• Prompt:
For the listing below, report all lines that hold the word "true".

• Records for the exercise:
>>>>>
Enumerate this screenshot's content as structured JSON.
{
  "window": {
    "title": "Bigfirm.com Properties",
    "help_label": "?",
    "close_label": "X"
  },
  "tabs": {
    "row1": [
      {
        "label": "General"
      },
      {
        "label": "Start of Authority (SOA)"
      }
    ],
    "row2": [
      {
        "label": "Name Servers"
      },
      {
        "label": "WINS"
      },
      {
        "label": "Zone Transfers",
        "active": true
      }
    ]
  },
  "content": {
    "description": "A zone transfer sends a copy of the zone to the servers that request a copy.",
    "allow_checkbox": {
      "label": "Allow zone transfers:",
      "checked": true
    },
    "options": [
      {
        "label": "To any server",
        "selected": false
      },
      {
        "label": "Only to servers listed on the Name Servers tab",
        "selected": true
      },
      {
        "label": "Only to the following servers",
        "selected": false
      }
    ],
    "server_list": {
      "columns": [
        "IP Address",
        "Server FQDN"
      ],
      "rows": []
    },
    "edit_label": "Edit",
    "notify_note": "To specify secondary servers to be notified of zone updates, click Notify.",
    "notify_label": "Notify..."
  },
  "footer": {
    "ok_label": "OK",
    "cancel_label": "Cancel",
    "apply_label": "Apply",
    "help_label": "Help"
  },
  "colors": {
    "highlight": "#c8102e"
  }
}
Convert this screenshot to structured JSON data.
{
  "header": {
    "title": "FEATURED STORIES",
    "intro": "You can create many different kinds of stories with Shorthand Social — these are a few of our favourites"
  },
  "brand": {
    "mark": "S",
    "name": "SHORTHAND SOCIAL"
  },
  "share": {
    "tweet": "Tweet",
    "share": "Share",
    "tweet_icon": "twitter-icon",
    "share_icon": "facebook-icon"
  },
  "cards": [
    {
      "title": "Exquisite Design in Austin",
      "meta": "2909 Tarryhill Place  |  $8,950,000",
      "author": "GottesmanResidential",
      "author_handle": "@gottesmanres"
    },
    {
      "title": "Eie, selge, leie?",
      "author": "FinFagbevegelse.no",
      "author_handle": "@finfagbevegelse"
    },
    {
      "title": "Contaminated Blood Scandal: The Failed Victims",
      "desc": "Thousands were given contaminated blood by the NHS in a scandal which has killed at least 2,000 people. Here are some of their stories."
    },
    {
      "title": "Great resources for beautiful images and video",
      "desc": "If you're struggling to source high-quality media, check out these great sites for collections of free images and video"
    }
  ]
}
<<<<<
• Reply to the exercise:
        "active": true
      "checked": true
        "selected": true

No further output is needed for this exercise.